PROBLEM DESCRIPTION: Produce an exact copy of the data below.

[[ EXERCISE MATERIALS open ]]

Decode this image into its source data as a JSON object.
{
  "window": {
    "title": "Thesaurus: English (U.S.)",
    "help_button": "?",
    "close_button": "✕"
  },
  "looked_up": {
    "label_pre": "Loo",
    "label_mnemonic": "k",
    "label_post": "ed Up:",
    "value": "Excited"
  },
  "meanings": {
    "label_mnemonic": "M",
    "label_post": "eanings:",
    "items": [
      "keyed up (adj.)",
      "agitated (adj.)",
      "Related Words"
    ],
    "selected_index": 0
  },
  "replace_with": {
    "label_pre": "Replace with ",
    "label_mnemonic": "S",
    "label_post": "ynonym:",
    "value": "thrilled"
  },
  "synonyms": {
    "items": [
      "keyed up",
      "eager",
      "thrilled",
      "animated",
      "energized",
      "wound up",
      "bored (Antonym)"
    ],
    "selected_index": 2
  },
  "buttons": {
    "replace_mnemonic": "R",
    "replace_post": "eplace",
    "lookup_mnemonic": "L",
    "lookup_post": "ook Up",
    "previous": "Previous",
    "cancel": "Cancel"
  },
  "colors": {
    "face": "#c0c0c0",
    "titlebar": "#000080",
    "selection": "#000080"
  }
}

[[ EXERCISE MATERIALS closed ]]

RESULT:
Decode this image into its source data as a JSON object.
{
  "window": {
    "title": "Thesaurus: English (U.S.)",
    "help_button": "?",
    "close_button": "✕"
  },
  "looked_up": {
    "label_pre": "Loo",
    "label_mnemonic": "k",
    "label_post": "ed Up:",
    "value": "Excited"
  },
  "meanings": {
    "label_mnemonic": "M",
    "label_post": "eanings:",
    "items": [
      "keyed up (adj.)",
      "agitated (adj.)",
      "Related Words"
    ],
    "selected_index": 0
  },
  "replace_with": {
    "label_pre": "Replace with ",
    "label_mnemonic": "S",
    "label_post": "ynonym:",
    "value": "thrilled"
  },
  "synonyms": {
    "items": [
      "keyed up",
      "eager",
      "thrilled",
      "animated",
      "energized",
      "wound up",
      "bored (Antonym)"
    ],
    "selected_index": 2
  },
  "buttons": {
    "replace_mnemonic": "R",
    "replace_post": "eplace",
    "lookup_mnemonic": "L",
    "lookup_post": "ook Up",
    "previous": "Previous",
    "cancel": "Cancel"
  },
  "colors": {
    "face": "#c0c0c0",
    "titlebar": "#000080",
    "selection": "#000080"
  }
}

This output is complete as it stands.